REQUIREMENT: Retrieve each line that contains the word "hzoi" from the entries below.

SUPPLIED DATA:

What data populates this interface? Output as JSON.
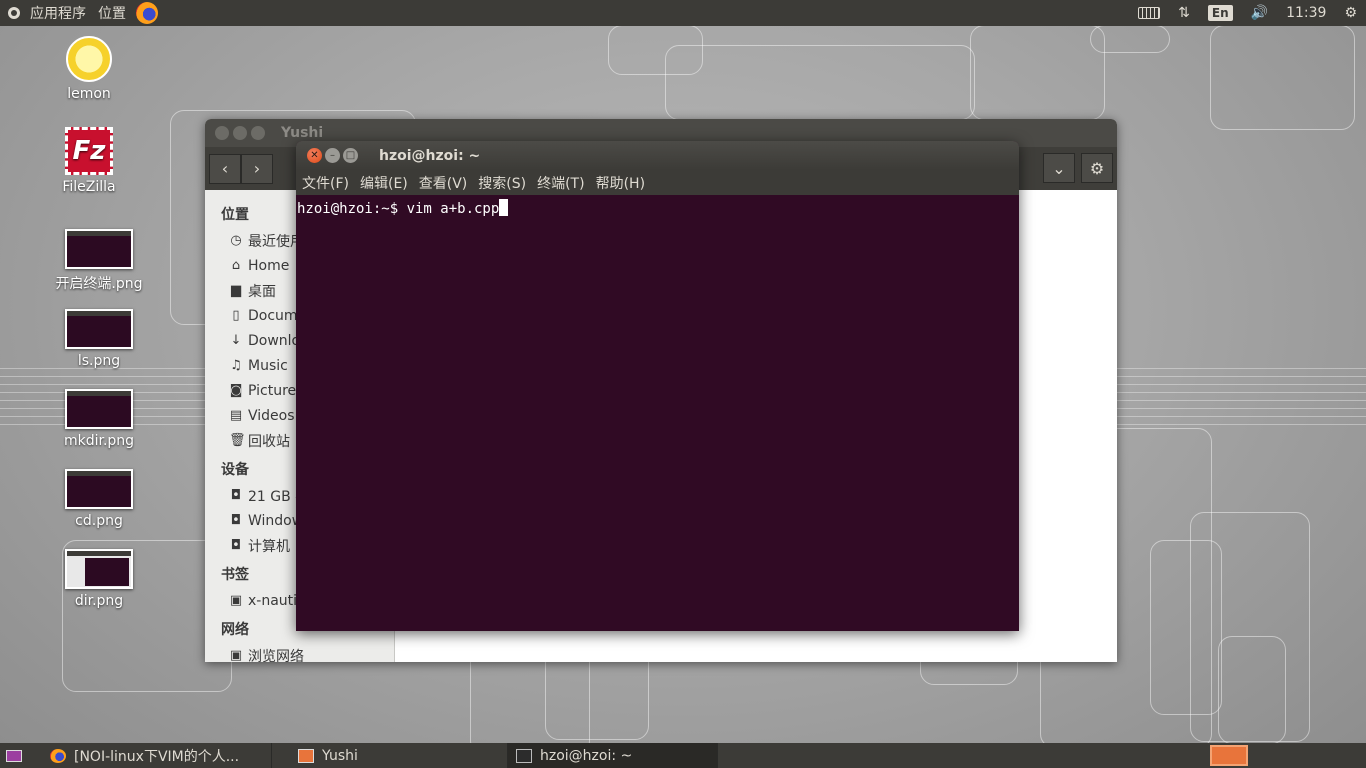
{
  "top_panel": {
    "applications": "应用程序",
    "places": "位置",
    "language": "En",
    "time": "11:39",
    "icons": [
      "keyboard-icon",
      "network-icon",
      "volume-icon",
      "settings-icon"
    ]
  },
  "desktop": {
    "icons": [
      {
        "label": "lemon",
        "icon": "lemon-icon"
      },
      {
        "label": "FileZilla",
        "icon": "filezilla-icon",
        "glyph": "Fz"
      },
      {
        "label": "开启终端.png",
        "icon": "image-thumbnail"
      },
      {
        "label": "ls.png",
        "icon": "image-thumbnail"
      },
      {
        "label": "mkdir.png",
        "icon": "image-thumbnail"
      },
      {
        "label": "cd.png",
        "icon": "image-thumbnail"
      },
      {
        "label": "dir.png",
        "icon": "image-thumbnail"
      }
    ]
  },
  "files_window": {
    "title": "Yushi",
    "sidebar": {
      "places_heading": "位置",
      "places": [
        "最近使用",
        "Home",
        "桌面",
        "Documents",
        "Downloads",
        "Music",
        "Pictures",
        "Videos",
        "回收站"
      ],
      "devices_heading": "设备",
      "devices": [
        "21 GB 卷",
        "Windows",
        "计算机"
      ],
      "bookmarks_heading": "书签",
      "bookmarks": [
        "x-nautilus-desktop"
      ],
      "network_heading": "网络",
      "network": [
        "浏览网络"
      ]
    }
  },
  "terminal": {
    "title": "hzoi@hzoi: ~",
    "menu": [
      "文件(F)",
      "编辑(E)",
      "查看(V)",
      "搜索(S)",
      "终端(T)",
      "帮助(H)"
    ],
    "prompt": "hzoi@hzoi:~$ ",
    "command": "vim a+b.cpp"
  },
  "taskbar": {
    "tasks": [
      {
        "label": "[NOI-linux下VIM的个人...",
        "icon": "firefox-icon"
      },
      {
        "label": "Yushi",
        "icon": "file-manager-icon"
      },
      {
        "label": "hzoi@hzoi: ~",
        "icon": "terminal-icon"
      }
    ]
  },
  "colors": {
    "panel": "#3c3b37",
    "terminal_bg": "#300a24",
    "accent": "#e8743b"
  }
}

RESULT OF THE TASK:
    "title": "hzoi@hzoi: ~",
    "prompt": "hzoi@hzoi:~$ ",
        "label": "hzoi@hzoi: ~",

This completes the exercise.